### Instructions for the task
If a line in the material below has the string "title", copy it out.

- - - - - - -

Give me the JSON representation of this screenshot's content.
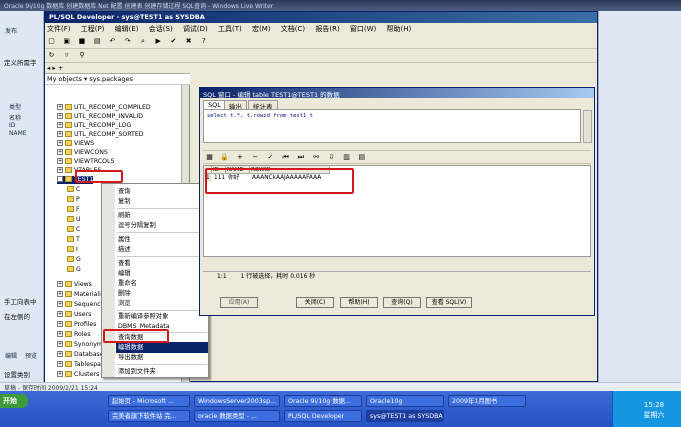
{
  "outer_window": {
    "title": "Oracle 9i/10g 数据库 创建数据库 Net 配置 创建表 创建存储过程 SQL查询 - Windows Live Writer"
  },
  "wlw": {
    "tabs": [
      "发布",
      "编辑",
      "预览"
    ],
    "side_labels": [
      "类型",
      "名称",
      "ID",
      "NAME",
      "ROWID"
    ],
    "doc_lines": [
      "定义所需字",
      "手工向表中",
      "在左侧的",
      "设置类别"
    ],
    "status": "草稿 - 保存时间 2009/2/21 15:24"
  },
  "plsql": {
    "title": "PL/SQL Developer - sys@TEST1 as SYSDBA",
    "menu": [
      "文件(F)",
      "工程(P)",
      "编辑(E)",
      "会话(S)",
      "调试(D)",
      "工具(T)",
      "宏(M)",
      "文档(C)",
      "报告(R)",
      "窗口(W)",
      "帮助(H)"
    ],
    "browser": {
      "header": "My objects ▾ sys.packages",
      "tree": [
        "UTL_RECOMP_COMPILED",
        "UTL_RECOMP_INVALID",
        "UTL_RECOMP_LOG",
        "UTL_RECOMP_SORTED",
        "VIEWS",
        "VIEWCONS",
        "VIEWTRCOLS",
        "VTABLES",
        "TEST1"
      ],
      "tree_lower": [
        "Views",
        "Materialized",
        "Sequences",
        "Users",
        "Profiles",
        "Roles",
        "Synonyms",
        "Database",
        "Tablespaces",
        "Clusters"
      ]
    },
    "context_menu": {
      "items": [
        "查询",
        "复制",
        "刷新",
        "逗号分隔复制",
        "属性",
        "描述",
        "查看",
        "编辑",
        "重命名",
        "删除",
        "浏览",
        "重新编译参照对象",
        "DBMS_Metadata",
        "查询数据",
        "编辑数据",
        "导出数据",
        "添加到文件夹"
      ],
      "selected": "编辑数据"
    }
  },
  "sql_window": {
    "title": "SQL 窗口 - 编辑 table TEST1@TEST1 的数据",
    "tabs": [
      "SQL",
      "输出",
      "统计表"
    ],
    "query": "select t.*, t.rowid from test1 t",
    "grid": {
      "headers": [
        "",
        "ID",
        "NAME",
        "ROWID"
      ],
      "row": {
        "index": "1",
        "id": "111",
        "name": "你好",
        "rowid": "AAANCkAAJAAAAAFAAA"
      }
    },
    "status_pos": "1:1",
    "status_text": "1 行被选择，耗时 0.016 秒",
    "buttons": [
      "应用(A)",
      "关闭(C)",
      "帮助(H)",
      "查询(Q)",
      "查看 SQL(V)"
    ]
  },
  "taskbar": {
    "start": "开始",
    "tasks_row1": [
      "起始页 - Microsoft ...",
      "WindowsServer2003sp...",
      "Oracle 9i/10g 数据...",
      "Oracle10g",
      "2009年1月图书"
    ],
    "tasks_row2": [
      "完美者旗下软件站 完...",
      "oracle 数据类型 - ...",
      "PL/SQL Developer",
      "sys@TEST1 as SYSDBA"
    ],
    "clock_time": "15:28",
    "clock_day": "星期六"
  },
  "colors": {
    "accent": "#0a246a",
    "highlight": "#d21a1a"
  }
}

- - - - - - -

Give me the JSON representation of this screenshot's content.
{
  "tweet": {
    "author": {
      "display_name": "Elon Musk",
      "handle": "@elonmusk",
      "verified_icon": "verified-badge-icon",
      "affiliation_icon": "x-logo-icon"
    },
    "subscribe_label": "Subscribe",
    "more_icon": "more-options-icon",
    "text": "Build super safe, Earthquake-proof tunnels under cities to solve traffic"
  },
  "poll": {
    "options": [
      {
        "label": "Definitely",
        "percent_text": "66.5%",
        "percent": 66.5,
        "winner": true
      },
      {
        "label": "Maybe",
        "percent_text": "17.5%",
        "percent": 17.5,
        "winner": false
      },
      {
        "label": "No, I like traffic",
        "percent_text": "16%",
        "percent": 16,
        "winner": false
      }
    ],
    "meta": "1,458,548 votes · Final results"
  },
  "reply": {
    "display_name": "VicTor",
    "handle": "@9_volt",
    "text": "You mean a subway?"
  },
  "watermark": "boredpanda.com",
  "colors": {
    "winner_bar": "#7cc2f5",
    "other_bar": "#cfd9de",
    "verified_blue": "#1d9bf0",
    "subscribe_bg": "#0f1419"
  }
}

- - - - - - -

### Solution to this task
    "title": "Oracle 9i/10g 数据库 创建数据库 Net 配置 创建表 创建存储过程 SQL查询 - Windows Live Writer"
    "title": "PL/SQL Developer - sys@TEST1 as SYSDBA",
    "title": "SQL 窗口 - 编辑 table TEST1@TEST1 的数据",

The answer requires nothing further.